Identity and Access Management lets administrators authorize who can take action on specific resources, giving you full control and visibility to manage cloud resources centrally. For established enterprises with complex organizational structures, hundreds of workgroups and potentially many more projects, Cloud IAM provides a unified view into security policy across your entire organization, with built—in auditing to ease compliance processes. Cloud IAM provides tools to manage permissions with high automation.
Most cloud computing services fall into three broad categories: Infrastructure—as—a—Service (IaaS), Platform—as—a—Service (PaaS), and Software—as—a—Service (Saas). These are sometimes called the cloud computing stack, because they build on top of one another. Knowing what they are and how they’re different makes it easier to accomplish your business goals.
Infrastructure—as—a—Service (IaaS) — The most basic category of cloud computing services. With IaaS, you rent IT infrastructure—servers and virtual machines (VMs), storage, networks, operating systems — from a cloud provider on a pay—as—you—go basis.
Platform–as–a–Service (PaaS) — refers to cloud computing services that supply an on—demand environment for developing, testing, delivering, and managing software applications. PaaS is designed to make it easier for developers to quickly create web or mobile apps, without worrying about setting up or managing the underlying infrastructure of servers, storage, network, and databases needed for development.
Software—as—a—Service (SaaS) — is a method for delivering software applications over the Internet, on demand and typically on a subscription basis. With SaaS, cloud providers host and manage the software application and underlying infrastructure, and handle any maintenance, like software upgrades and security patching.
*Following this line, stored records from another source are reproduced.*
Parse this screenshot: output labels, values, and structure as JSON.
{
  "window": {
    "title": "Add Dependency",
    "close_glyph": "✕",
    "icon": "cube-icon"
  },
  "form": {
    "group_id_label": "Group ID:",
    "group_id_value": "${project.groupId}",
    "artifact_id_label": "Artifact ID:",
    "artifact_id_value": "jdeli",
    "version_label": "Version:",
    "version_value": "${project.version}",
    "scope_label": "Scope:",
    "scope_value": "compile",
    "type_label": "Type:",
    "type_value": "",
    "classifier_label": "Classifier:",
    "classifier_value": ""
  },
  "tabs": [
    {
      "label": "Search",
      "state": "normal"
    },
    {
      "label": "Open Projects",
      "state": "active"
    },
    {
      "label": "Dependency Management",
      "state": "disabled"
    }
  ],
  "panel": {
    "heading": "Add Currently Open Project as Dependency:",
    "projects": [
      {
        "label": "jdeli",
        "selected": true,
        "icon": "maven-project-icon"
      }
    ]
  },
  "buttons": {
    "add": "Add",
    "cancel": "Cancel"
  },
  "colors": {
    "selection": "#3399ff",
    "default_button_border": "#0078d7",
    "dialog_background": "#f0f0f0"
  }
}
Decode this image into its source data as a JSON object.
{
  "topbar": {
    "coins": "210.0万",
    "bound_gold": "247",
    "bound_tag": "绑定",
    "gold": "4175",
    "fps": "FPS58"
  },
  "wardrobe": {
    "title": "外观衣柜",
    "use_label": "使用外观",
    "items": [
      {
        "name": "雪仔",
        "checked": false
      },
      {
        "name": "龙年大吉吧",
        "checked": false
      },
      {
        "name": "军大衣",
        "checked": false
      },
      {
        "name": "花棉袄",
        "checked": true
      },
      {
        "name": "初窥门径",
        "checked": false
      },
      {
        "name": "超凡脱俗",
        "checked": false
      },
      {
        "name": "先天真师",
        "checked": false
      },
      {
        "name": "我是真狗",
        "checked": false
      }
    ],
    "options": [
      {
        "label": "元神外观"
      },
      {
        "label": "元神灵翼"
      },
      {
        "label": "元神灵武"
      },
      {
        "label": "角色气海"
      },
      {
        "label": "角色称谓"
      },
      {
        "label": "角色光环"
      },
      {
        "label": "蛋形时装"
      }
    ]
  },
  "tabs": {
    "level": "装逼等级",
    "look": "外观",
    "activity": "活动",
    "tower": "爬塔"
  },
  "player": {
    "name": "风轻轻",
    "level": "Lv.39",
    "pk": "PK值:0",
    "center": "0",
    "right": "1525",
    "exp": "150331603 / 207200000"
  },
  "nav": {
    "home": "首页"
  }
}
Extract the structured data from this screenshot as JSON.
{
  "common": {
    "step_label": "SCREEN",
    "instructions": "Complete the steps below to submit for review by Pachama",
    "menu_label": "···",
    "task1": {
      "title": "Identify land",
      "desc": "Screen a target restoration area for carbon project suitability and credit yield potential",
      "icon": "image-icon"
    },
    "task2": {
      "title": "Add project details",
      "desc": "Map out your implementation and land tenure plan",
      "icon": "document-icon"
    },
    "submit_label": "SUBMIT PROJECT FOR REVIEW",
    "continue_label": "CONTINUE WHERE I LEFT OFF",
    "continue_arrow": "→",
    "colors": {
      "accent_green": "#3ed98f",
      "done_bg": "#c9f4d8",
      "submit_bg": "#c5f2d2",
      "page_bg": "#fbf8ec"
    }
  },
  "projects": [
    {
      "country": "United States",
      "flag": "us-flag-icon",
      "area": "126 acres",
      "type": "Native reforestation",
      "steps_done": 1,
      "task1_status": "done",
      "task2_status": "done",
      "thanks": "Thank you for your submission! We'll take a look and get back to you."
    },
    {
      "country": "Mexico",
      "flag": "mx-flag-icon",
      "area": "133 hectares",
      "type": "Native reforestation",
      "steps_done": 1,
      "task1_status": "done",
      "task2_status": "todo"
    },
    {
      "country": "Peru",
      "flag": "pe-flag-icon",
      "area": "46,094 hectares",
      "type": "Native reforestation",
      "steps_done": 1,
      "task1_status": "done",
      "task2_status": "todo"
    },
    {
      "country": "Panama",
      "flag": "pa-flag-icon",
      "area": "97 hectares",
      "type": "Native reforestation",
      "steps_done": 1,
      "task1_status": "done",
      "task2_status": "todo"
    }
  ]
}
Users connect to the application over the Internet, usually with a web browser on their phone, tablet, or PC.
Cloud has been the buzz word in IT for years now, but many organizations still do not fully understand how cloud should fit into their organization, where they are already utilizing the cloud, and what their next steps for cloud implementation should be. Cloud solutions for each organization are unique, therefore organizations need partners that work to create custom cloud solutions that allow them to achieve their business goals. Cloud computing offers many benefits including; easy to use cloud video conferencing so you can work and collaborate from any device in virtual meeting rooms.
Organizations can get enterprise class cloud telephony that takes advantage of the expanded functionality and cost savings available by moving PBX services to the cloud. Also available are full featured, highly scalable cloud contact center that removes the complexity of on—premise solutions. With ultimate scalability, cloud resources are available on demand from the public clouds’ vast pools of resource so that the applications that run on them can respond seamlessly to fluctuations in activity. A public cloud is one based on the standard cloud computing model, in which a service provider makes resources, such as applications and storage, available over the Internet.